=== Begin Enclosure ===
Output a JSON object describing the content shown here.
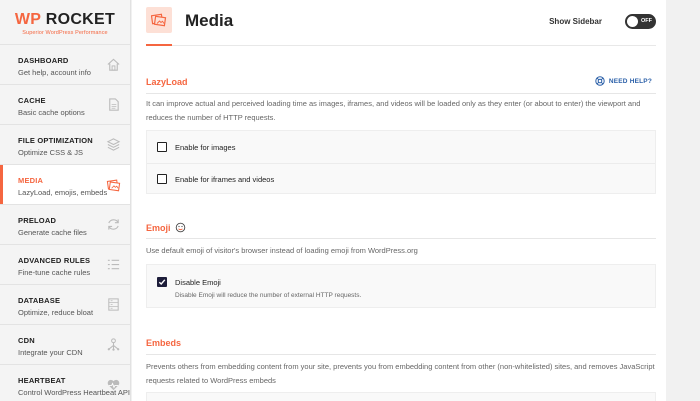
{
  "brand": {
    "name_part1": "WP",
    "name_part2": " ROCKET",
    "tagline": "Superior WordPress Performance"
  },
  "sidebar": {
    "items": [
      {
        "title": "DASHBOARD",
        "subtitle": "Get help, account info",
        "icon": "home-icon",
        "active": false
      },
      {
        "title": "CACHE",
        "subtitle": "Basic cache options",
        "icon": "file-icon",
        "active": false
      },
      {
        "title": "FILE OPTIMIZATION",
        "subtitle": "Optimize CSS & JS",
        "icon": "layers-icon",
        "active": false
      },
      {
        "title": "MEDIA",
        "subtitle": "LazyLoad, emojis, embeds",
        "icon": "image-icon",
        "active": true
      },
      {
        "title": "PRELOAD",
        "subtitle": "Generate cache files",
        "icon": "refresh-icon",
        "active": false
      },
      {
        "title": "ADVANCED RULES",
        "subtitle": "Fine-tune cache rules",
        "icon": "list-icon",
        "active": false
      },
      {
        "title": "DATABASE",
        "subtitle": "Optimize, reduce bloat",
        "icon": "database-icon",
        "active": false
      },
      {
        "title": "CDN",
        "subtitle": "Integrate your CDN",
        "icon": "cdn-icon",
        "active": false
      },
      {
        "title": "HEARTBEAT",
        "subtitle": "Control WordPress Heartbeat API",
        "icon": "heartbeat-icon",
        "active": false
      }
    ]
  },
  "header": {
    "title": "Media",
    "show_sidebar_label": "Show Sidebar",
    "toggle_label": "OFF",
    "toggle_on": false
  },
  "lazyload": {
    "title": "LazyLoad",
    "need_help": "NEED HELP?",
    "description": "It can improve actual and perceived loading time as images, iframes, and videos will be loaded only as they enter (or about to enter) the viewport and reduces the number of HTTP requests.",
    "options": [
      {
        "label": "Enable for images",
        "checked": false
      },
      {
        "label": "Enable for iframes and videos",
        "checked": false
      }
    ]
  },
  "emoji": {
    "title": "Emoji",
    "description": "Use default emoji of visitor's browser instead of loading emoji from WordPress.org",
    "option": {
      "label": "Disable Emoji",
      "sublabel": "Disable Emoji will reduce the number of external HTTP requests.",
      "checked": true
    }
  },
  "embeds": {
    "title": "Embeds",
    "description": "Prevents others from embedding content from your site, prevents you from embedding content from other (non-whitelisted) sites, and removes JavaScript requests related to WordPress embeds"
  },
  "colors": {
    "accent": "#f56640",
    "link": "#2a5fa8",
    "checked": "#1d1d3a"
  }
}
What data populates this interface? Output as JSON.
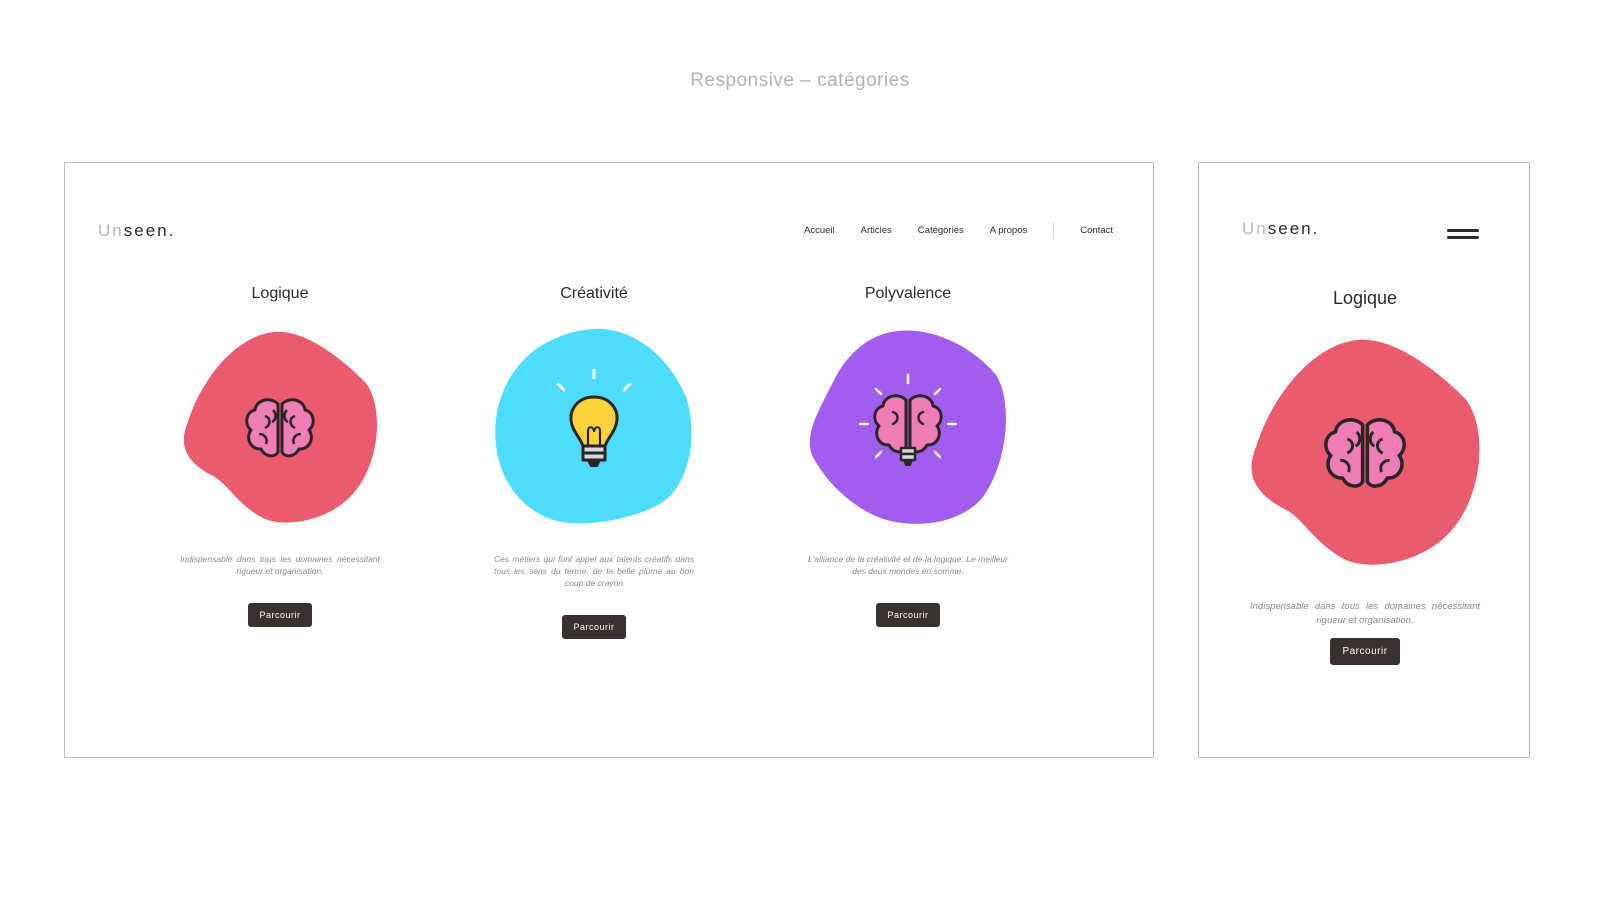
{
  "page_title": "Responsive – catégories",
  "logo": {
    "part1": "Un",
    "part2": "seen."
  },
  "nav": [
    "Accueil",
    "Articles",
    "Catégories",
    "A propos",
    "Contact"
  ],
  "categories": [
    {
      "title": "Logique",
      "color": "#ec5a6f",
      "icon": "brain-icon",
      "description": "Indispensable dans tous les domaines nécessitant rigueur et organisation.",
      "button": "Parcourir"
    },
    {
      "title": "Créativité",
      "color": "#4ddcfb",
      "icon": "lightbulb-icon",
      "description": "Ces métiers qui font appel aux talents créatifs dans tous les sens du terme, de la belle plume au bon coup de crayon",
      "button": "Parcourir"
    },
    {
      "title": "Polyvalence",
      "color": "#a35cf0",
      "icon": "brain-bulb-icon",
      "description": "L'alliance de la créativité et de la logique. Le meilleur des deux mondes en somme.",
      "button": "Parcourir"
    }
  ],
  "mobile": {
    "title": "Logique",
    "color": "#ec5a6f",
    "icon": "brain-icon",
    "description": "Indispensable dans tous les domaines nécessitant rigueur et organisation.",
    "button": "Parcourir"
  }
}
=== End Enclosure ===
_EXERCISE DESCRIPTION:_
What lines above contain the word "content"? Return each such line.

_RESULT:_
Output a JSON object describing the content shown here.
    "description": "Prevents others from embedding content from your site, prevents you from embedding content from other (non-whitelisted) sites, and removes JavaScript requests related to WordPress embeds"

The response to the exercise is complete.